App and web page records

----

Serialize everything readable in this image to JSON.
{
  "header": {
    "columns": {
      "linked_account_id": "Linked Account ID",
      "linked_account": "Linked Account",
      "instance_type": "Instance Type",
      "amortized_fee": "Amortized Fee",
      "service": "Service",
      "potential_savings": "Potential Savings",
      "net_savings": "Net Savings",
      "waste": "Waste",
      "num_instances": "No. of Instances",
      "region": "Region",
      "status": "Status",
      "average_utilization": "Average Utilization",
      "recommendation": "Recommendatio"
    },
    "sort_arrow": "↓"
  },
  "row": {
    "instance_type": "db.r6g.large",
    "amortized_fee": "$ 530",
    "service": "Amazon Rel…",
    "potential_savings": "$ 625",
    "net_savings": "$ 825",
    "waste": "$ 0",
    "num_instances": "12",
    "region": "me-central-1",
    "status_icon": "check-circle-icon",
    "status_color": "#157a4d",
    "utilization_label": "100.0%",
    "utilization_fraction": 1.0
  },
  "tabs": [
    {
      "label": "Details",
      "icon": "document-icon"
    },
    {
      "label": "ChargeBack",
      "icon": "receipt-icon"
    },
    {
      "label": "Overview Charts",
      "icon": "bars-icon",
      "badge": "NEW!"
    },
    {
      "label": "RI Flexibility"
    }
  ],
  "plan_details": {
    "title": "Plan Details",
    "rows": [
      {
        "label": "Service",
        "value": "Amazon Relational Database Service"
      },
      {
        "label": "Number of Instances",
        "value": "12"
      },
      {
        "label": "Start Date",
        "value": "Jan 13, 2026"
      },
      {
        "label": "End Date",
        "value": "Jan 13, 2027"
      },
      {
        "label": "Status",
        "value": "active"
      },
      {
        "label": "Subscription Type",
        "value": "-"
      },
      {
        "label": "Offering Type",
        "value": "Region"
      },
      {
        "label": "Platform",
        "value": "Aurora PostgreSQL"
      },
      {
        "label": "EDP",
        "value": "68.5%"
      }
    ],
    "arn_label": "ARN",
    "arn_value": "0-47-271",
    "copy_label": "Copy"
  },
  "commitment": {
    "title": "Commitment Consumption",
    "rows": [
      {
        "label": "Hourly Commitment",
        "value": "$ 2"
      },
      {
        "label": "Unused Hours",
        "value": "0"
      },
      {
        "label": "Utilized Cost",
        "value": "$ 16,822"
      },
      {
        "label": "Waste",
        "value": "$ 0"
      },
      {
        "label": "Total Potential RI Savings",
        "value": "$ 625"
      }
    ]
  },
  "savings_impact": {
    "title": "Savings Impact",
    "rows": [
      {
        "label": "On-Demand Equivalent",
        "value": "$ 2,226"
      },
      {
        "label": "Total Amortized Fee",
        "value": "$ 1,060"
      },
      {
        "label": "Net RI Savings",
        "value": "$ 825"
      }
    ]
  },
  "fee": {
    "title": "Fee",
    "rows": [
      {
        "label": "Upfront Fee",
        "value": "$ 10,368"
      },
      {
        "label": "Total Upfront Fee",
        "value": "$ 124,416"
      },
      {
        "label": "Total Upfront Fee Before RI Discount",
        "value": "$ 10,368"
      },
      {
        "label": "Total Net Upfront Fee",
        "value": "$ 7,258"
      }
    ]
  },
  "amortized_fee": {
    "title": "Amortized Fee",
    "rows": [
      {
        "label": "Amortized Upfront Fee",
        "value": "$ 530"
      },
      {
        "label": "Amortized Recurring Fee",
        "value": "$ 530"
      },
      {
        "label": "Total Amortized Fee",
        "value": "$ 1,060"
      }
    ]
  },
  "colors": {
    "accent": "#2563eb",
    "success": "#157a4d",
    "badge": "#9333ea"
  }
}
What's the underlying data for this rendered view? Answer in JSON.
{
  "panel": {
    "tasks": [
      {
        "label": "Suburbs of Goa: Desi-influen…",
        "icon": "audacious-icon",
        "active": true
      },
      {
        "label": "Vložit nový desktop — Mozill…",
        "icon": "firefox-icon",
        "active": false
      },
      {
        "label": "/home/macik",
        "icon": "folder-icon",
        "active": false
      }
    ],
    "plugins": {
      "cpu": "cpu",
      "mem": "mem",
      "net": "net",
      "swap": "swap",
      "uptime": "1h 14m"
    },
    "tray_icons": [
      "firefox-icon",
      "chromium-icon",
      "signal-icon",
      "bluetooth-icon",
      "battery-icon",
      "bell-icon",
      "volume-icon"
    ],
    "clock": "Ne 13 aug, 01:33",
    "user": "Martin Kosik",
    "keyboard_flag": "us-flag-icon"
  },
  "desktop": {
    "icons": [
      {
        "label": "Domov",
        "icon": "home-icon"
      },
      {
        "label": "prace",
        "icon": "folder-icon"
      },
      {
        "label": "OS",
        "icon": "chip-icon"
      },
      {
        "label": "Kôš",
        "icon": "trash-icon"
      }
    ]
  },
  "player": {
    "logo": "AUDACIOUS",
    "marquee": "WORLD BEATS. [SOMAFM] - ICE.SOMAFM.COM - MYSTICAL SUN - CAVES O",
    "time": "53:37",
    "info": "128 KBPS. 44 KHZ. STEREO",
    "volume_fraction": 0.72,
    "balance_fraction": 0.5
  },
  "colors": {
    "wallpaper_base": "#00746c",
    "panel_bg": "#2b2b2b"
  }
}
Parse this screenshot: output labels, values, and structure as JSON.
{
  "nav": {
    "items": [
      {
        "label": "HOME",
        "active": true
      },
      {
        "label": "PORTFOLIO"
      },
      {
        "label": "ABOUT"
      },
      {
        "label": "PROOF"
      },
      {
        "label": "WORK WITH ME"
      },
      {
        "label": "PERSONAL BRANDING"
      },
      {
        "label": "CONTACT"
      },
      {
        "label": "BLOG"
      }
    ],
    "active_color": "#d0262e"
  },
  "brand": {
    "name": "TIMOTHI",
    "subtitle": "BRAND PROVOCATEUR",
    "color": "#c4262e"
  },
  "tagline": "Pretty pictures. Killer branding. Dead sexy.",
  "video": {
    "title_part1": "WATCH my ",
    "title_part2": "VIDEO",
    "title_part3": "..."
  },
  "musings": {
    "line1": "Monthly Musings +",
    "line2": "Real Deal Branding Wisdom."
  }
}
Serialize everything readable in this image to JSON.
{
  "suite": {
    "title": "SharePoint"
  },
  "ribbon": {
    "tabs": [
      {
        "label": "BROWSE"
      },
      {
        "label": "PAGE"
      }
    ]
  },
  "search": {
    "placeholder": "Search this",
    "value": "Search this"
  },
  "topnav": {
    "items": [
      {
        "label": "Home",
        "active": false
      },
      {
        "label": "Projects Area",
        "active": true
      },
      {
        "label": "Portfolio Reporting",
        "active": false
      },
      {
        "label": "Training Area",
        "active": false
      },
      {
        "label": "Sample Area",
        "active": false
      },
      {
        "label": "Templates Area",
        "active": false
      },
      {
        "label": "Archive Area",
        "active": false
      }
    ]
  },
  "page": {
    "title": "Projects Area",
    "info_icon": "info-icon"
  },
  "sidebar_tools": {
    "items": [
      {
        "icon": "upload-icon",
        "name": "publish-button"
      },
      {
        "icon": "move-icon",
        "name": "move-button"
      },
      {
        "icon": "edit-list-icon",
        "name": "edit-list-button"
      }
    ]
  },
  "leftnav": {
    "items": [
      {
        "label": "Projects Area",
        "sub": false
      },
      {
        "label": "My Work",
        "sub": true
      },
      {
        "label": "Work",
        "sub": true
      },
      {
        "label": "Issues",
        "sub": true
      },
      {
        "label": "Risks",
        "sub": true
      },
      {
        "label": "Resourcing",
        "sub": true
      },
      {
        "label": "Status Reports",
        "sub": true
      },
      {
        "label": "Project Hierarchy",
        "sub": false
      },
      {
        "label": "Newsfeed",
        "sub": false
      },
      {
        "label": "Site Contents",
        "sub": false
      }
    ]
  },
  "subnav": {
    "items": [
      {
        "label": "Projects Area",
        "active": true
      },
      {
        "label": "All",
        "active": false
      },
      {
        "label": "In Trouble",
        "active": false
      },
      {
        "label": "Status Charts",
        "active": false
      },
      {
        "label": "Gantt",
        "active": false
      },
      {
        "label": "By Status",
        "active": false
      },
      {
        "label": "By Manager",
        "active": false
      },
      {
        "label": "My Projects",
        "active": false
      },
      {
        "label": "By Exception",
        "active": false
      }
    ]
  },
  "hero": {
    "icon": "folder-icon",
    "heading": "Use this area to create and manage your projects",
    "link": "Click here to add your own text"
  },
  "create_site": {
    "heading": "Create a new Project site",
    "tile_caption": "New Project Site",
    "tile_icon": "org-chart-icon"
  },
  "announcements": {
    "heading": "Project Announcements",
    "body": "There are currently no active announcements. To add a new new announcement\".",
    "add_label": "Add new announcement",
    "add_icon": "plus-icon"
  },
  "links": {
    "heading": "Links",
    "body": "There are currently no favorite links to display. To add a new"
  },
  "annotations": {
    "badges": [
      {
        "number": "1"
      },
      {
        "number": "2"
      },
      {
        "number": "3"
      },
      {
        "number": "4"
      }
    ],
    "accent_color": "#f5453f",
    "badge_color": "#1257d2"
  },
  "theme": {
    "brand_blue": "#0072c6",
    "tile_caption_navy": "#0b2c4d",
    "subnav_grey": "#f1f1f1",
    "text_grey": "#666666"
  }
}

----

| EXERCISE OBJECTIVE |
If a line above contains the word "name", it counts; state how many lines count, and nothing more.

| SOLUTION FOR THIS EXERCISE |
4